Return every line from the records below in which the word "label" is found.

>>>

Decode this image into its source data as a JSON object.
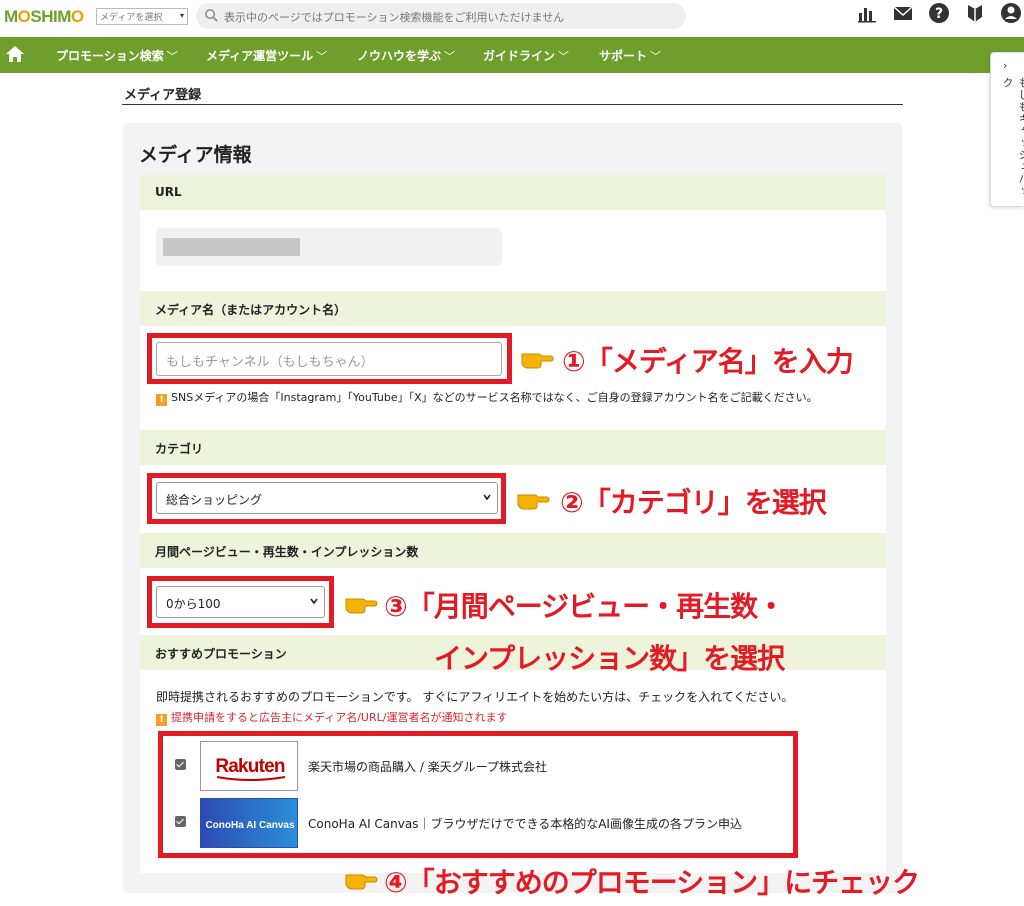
{
  "topbar": {
    "logo": "MOSHIMO",
    "media_select": "メディアを選択",
    "search_placeholder": "表示中のページではプロモーション検索機能をご利用いただけません"
  },
  "nav": {
    "items": [
      "プロモーション検索",
      "メディア運営ツール",
      "ノウハウを学ぶ",
      "ガイドライン",
      "サポート"
    ]
  },
  "side_tab": {
    "label": "もしもキャッシュバック"
  },
  "page": {
    "heading": "メディア登録"
  },
  "form": {
    "card_title": "メディア情報",
    "url": {
      "label": "URL"
    },
    "media_name": {
      "label": "メディア名（またはアカウント名）",
      "placeholder": "もしもチャンネル（もしもちゃん）",
      "note": "SNSメディアの場合「Instagram」「YouTube」「X」などのサービス名称ではなく、ご自身の登録アカウント名をご記載ください。"
    },
    "category": {
      "label": "カテゴリ",
      "selected": "総合ショッピング"
    },
    "pageviews": {
      "label": "月間ページビュー・再生数・インプレッション数",
      "selected": "0から100"
    },
    "promotions": {
      "label": "おすすめプロモーション",
      "lead": "即時提携されるおすすめのプロモーションです。 すぐにアフィリエイトを始めたい方は、チェックを入れてください。",
      "warning": "提携申請をすると広告主にメディア名/URL/運営者名が通知されます",
      "items": [
        {
          "logo": "Rakuten",
          "text": "楽天市場の商品購入 / 楽天グループ株式会社",
          "checked": true
        },
        {
          "logo": "ConoHa AI Canvas",
          "text": "ConoHa AI Canvas｜ブラウザだけでできる本格的なAI画像生成の各プラン申込",
          "checked": true
        }
      ]
    }
  },
  "callouts": {
    "step1": "①「メディア名」を入力",
    "step2": "②「カテゴリ」を選択",
    "step3_line1": "③「月間ページビュー・再生数・",
    "step3_line2": "インプレッション数」を選択",
    "step4": "④「おすすめのプロモーション」にチェック"
  },
  "colors": {
    "accent_green": "#6e9f2d",
    "section_bg": "#eef4dc",
    "annotation_red": "#e21b25"
  }
}
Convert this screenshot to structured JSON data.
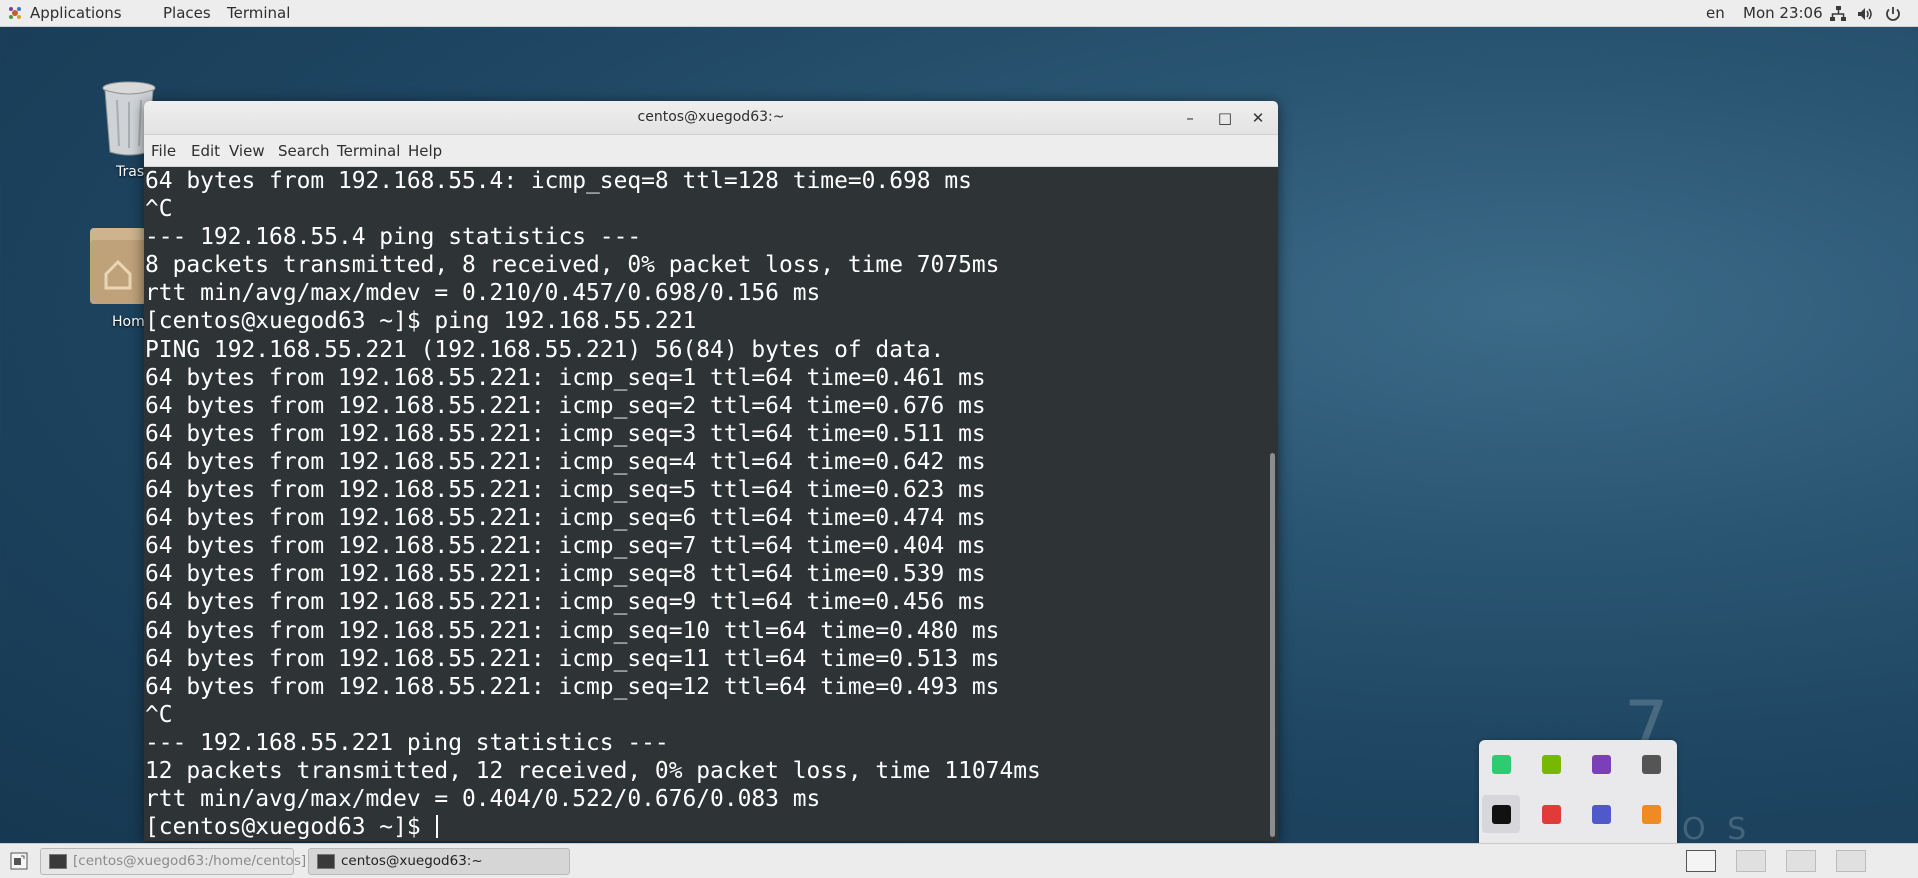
{
  "topbar": {
    "menus": [
      "Applications",
      "Places",
      "Terminal"
    ],
    "lang": "en",
    "clock": "Mon 23:06",
    "icons": [
      "network-icon",
      "volume-icon",
      "power-icon"
    ]
  },
  "desktop": {
    "icons": [
      {
        "label": "Tras",
        "icon": "trash-icon"
      },
      {
        "label": "Hom",
        "icon": "home-folder-icon"
      }
    ],
    "watermark_digit": "7",
    "watermark_text": "O S"
  },
  "window": {
    "title": "centos@xuegod63:~",
    "menu": [
      "File",
      "Edit",
      "View",
      "Search",
      "Terminal",
      "Help"
    ],
    "lines": [
      "64 bytes from 192.168.55.4: icmp_seq=8 ttl=128 time=0.698 ms",
      "^C",
      "--- 192.168.55.4 ping statistics ---",
      "8 packets transmitted, 8 received, 0% packet loss, time 7075ms",
      "rtt min/avg/max/mdev = 0.210/0.457/0.698/0.156 ms",
      "[centos@xuegod63 ~]$ ping 192.168.55.221",
      "PING 192.168.55.221 (192.168.55.221) 56(84) bytes of data.",
      "64 bytes from 192.168.55.221: icmp_seq=1 ttl=64 time=0.461 ms",
      "64 bytes from 192.168.55.221: icmp_seq=2 ttl=64 time=0.676 ms",
      "64 bytes from 192.168.55.221: icmp_seq=3 ttl=64 time=0.511 ms",
      "64 bytes from 192.168.55.221: icmp_seq=4 ttl=64 time=0.642 ms",
      "64 bytes from 192.168.55.221: icmp_seq=5 ttl=64 time=0.623 ms",
      "64 bytes from 192.168.55.221: icmp_seq=6 ttl=64 time=0.474 ms",
      "64 bytes from 192.168.55.221: icmp_seq=7 ttl=64 time=0.404 ms",
      "64 bytes from 192.168.55.221: icmp_seq=8 ttl=64 time=0.539 ms",
      "64 bytes from 192.168.55.221: icmp_seq=9 ttl=64 time=0.456 ms",
      "64 bytes from 192.168.55.221: icmp_seq=10 ttl=64 time=0.480 ms",
      "64 bytes from 192.168.55.221: icmp_seq=11 ttl=64 time=0.513 ms",
      "64 bytes from 192.168.55.221: icmp_seq=12 ttl=64 time=0.493 ms",
      "^C",
      "--- 192.168.55.221 ping statistics ---",
      "12 packets transmitted, 12 received, 0% packet loss, time 11074ms",
      "rtt min/avg/max/mdev = 0.404/0.522/0.676/0.083 ms",
      "[centos@xuegod63 ~]$ "
    ]
  },
  "taskbar": {
    "tasks": [
      {
        "label": "[centos@xuegod63:/home/centos]",
        "active": false
      },
      {
        "label": "centos@xuegod63:~",
        "active": true
      }
    ]
  },
  "tray": {
    "items": [
      "wechat-icon",
      "nvidia-icon",
      "onenote-icon",
      "onedrive-icon",
      "bookmark-app-icon",
      "red-app-icon",
      "teams-icon",
      "orange-app-icon",
      "defender-icon",
      "dark-app-icon"
    ],
    "colors": {
      "wechat-icon": "#2ecc71",
      "nvidia-icon": "#76b900",
      "onenote-icon": "#7b3fb8",
      "onedrive-icon": "#555555",
      "bookmark-app-icon": "#111111",
      "red-app-icon": "#e03a3a",
      "teams-icon": "#5059c9",
      "orange-app-icon": "#f08a24",
      "defender-icon": "#1f6fd8",
      "dark-app-icon": "#333333"
    }
  }
}
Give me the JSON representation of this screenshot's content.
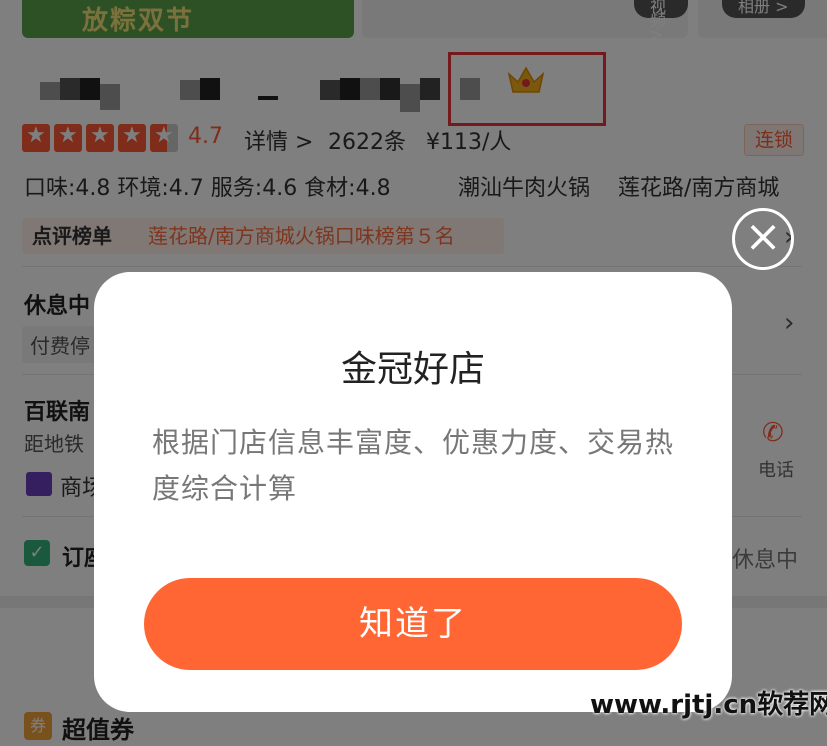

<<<

Written answer:
    "label": "もしもキャッシュバック"
      "label": "URL"
      "label": "メディア名（またはアカウント名）",
      "label": "カテゴリ",
      "label": "月間ページビュー・再生数・インプレッション数",
      "label": "おすすめプロモーション",
        "label": "Tras",
        "label": "Hom",
        "label": "[centos@xuegod63:/home/centos]",
        "label": "centos@xuegod63:~",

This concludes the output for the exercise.